The longtime mayor has easily coasted to victory since taking the reins in late 1987. He touts his role in steering the village’s growth from a population of about 33,000 when he took over to more than 75,000 today.
“I think people are generally pretty happy with what’s going on in Bolingbrook,” he told Sun-Times columnist Mark Brown earlier this year.
But his career has not been without controversy.
Claar was arrested by Naperville police while driving home from an August 1997 fundraiser, when he refused to take a Breathalyzer test. He was later acquitted of a misdemeanor DUI charge when a DuPage County judge ruled the officers’ descriptions of the arrest were “inconsistent.”
Earlier that year, a Will County judge tossed out a lawsuit against Claar that alleged the mayor used his spot on the Illinois State Toll Highway Authority board to give Bolingbrook preference over other suburbs in annexing land for development along Interstate 355.
He never voted on the I-355 matter, but he stepped down from the board in 2000 after a Chicago Sun-Times report found he solicited more than $100,000 in campaign contributions from tollway vendors.
Claar found himself in hot water again in 2013 when a Better Government Association investigation revealed he took campaign donations from a bar he had investigated while serving as the village’s liquor commissioner.
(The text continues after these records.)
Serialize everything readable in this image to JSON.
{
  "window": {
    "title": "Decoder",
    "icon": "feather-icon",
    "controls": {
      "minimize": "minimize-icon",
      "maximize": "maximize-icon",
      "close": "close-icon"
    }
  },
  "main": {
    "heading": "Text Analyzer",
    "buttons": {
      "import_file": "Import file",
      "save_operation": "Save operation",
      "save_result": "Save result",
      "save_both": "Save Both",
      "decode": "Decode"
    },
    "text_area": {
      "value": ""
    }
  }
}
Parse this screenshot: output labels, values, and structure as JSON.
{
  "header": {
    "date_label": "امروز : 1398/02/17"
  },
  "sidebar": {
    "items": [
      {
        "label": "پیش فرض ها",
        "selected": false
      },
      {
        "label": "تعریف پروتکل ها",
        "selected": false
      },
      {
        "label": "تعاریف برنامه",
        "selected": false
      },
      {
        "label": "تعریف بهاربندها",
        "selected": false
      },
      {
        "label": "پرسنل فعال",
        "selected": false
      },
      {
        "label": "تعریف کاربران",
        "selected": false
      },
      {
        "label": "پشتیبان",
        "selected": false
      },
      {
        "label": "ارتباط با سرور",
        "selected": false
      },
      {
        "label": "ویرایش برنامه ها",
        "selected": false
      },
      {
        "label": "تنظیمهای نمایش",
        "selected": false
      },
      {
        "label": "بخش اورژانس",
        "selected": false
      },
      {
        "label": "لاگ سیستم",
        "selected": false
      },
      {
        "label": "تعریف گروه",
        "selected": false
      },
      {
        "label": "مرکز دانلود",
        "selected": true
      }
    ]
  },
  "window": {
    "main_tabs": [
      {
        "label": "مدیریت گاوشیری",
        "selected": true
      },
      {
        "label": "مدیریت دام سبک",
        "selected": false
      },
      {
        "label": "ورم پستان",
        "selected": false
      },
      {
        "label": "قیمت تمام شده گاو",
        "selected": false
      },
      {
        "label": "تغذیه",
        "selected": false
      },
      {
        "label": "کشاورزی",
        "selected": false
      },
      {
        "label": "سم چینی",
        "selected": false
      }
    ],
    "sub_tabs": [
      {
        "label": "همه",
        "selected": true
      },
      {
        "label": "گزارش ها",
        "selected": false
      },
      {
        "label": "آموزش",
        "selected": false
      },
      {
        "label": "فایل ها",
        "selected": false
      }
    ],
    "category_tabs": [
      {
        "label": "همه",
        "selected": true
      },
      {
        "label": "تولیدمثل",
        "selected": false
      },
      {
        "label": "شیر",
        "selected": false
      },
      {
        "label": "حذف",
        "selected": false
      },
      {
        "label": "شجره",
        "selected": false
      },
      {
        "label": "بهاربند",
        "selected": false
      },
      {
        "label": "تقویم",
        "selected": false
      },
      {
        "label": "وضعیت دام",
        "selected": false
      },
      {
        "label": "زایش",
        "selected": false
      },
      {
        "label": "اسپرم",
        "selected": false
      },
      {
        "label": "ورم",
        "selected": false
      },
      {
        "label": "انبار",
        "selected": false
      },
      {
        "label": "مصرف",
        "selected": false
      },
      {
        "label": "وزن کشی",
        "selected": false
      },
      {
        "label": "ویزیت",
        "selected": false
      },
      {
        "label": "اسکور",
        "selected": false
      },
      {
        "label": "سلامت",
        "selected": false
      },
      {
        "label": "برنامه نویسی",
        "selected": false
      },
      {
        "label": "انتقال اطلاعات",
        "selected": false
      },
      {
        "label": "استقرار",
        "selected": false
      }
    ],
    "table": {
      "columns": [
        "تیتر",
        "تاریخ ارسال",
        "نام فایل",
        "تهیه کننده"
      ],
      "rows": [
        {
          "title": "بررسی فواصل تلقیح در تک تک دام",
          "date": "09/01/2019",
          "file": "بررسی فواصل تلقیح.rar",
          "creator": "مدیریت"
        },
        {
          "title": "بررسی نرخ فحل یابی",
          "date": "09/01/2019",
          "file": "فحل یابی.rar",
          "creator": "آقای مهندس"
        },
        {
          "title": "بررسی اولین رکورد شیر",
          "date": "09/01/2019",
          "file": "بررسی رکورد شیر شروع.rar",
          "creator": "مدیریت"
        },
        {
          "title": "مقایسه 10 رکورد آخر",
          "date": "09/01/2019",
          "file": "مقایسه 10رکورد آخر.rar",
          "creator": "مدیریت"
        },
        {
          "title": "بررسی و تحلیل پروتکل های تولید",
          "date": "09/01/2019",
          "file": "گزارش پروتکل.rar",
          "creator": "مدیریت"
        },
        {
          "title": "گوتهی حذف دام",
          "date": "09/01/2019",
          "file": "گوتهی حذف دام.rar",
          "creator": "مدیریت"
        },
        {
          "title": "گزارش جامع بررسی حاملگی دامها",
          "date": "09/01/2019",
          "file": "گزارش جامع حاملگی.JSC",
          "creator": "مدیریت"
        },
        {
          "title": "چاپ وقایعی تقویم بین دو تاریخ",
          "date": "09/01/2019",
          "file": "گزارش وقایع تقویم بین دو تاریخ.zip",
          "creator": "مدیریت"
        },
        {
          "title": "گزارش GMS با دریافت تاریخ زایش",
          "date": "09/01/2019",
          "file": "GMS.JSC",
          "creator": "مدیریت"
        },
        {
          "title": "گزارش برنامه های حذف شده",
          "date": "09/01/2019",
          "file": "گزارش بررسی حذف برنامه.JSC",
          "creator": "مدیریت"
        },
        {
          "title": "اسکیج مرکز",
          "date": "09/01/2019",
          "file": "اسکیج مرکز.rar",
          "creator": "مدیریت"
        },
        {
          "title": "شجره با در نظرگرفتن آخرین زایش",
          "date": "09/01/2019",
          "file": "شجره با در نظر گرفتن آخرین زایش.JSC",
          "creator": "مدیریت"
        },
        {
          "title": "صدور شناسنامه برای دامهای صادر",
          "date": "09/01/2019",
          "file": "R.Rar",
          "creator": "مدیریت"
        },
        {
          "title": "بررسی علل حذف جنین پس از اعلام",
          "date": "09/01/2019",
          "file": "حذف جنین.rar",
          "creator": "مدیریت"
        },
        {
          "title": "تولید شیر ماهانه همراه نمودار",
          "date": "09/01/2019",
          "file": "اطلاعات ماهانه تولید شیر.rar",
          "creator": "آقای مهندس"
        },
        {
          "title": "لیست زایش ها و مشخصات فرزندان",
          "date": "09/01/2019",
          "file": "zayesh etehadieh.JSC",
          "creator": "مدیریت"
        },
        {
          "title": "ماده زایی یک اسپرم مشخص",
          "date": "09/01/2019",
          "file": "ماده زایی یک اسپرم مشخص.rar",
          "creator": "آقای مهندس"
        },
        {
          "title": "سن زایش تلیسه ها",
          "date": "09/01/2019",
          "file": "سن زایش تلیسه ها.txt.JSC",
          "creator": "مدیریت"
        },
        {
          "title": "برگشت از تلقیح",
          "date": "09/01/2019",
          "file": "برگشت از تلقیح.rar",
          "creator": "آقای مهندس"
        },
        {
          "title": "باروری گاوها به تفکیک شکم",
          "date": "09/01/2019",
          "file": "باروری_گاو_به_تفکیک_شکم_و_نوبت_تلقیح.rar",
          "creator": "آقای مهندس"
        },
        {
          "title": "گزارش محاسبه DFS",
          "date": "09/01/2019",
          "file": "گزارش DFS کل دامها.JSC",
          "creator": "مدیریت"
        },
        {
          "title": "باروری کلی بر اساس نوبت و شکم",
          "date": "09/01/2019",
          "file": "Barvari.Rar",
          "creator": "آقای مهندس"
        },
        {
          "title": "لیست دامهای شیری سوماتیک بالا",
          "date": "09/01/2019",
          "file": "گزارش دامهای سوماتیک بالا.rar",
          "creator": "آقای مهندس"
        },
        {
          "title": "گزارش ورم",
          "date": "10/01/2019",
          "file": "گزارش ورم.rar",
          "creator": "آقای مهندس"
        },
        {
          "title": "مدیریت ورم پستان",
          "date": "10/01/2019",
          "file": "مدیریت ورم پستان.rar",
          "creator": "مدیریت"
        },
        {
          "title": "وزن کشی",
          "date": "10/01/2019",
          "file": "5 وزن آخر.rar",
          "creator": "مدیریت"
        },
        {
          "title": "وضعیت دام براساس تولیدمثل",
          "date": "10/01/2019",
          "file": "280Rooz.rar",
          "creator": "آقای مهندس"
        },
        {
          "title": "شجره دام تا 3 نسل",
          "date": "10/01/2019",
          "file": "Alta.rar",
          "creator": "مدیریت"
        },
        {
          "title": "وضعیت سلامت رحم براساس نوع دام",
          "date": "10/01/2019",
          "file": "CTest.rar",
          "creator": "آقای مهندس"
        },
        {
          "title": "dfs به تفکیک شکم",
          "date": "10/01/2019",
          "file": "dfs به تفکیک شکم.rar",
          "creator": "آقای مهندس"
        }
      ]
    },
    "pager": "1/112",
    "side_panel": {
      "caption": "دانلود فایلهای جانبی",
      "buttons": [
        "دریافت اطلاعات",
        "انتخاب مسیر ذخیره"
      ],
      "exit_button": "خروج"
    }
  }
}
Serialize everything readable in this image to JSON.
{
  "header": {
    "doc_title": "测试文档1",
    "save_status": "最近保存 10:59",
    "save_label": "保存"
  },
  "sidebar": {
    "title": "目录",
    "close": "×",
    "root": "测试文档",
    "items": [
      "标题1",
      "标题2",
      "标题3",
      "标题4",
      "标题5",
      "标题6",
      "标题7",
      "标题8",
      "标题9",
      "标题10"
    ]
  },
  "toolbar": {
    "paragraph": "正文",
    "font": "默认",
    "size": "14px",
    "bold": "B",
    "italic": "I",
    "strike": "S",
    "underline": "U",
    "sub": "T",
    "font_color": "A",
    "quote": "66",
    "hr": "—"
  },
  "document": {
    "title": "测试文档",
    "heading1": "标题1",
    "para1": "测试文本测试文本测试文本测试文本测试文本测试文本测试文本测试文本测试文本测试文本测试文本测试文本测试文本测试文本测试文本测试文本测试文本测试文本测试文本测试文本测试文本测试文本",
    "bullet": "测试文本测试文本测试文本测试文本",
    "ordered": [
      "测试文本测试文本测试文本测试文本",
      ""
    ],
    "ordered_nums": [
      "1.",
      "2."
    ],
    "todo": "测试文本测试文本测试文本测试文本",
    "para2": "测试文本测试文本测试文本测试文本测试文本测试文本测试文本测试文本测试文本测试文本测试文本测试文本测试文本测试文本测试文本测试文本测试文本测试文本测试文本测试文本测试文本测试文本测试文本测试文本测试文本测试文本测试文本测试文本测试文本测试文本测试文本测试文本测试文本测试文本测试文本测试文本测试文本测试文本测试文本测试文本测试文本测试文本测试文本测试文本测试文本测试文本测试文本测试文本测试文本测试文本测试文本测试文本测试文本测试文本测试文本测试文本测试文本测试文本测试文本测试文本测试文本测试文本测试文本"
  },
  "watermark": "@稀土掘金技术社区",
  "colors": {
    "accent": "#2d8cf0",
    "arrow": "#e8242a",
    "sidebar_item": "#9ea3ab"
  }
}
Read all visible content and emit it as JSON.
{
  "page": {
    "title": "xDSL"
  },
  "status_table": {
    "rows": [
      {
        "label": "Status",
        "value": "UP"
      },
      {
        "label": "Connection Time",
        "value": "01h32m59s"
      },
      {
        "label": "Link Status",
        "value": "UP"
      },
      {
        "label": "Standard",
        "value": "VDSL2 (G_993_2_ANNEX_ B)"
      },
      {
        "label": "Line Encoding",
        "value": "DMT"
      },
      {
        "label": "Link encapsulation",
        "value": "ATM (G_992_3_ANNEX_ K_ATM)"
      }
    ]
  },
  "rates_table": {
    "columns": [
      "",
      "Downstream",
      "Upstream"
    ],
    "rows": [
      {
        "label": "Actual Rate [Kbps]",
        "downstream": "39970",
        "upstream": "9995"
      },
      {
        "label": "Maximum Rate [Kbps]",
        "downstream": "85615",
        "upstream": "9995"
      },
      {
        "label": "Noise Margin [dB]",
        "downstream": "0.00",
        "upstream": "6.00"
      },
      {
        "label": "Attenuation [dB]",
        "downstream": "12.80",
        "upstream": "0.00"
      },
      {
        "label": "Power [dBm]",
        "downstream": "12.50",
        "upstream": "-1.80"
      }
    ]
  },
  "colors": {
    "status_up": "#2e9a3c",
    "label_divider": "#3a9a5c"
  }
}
State law does not prohibit such donations.
The tight Claar-Traynere race was just one of hundreds of mayoral contests that played out Tuesday across Chicago area suburbs, including Orland Park, where longtime incumbent McLaughlin was unseated by Republican challenger Keith Pekau.
Pekau beat McLaughlin, 54 percent to 46 percent, with 44 of 50 precincts reporting.
The race drew $200,000 in campaign ads and mailers to oust McLaughlin, who had been in office since 1993 and raised eyebrows when the village board voted last year to make the mayor’s office a full-time job. The move bumped his $40,000 salary up to $150,000 in what Pekau denounced as a “pension grab.” McLaughlin dismissed the claim as “misinformation” because the move eliminated a costly village administrator position.
McLaughlin also suggested the presidential election played a role in his defeat, saying it ushered in “a sea change in the way people cast their votes.”
“The national elections in November taught us those lessons,” McLaughlin said in a concession statement. “The election is over, at least for me. In tact is a team of trustees who love Orland Park like I do.”
“Congratulations to Keith Pekau, an opponent who motivated us to get out and deliver a message to more voters than ever. He delivered a message that resonated with a greater voting base and for that he should be commended. I will help him in the transition to keep Orland Park strong.”
Pekau, a U.S. Air Force veteran and business consultant, said he would opt out of a pension if he won. On Monday, he said the donations from Dan Proft-led Liberty Principles PAC, which received hefty donations from Gov. Bruce Rauner last summer, helped his cause.
“It doesn’t surprise me that an outside group got involved because these pension grabs are affecting everyone, and Orland Park taxpayers pay the brunt.”
The contests were just two of the hotter races Tuesday.
In suburban Cook County alone, 2,541 candidates are vying in 1,031 contests. More than 100 of those are mayoral or village president elections, although not all are contested. Hundreds more candidates are vying for village, city and township offices in the collar counties.
Other elections garnering attention include the mayor’s races in Evanston and Aurora.
In Evanston, management consultant Steve Hagerty was leading the city’s first openly gay alderman, Mark Tendam, with 50.5 percent of the vote — a margin of just 163 votes.
In Aurora, the race to lead the state’s second-largest city was also too close to call, as Rick Guzman — assistant chief of staff to Mayor Tom Weisner, who stepped down for health reasons last year — led by just nine votes as of 10 p.m. over Ald. Richard Irvin.
Absentee ballots were expected to be tallied in both races into Wednesday morning.